Some buyers ignore all the new development anyway and go for the original part of town, the area with the most character. They may enjoy a round of golf or a dip in the ocean now and then, but they prefer the ambiance and aesthetic benefits of Old Mazatlan, the heart of the city for two centuries. It has benefitted from a wave of renovation and rejuvenation in recent times. The foreigners who live in this area love being able to skip the roads altogether and walk to dozens of cafes, restaurants, bars, and entertainment centers—including the lovely rebuilt Angela Peralta Theater.
“I have a car here, but I really only use it to load up on groceries or go to Guadalajara,” said one transplanted Texan I met at a seaside happy hour by the malecon. He finds it so cheap to hop in a pulmonia (the unique local open-air taxi) that he usually goes that route when he doesn't walk. “No parking hassles and I don’t have to watch how many beers I’ve had.”
Prices in old Mazatlan are quite reasonable compared to many other expatriate colonial hotspots around Mexico.
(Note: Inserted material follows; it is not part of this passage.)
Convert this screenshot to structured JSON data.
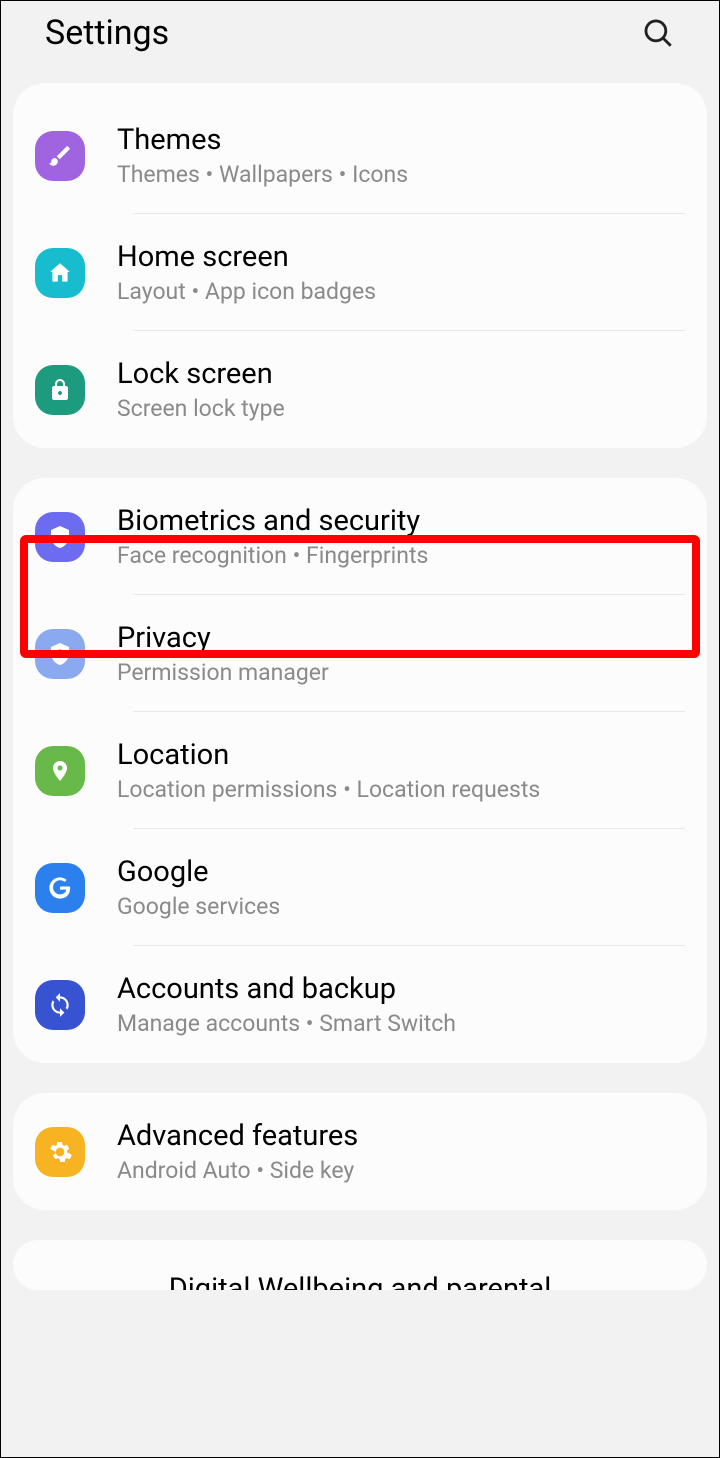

I saw one home of 1,500 square feet, with a garage, two bedrooms, and one bath for just $120,000. It’s listed by Invest Mazatlan. They were also offering a mansion of 5,798 square feet a block from the water. It’s in move-in condition, but retaining plenty of historic details, for $500,000.
Preservation laws exist in this historic district, but their main intention is just to keep up a good face. Inside, you can choose to keep all the original walls and details intact if you’d like, but you don’t have to. You can gut a crumbling interior and rebuild to suit.
Mazatlan is not for status seekers. It is not your ideal vacation home spot if you’re looking for the swankiest shops, the most elegant restaurants, and a steady stream of Hollywood celebrities jetting in and out. For enjoying the pleasures of a seaside town with fresh seafood, year-round golf, and superb fishing, however, this beach resort area may be your paradise.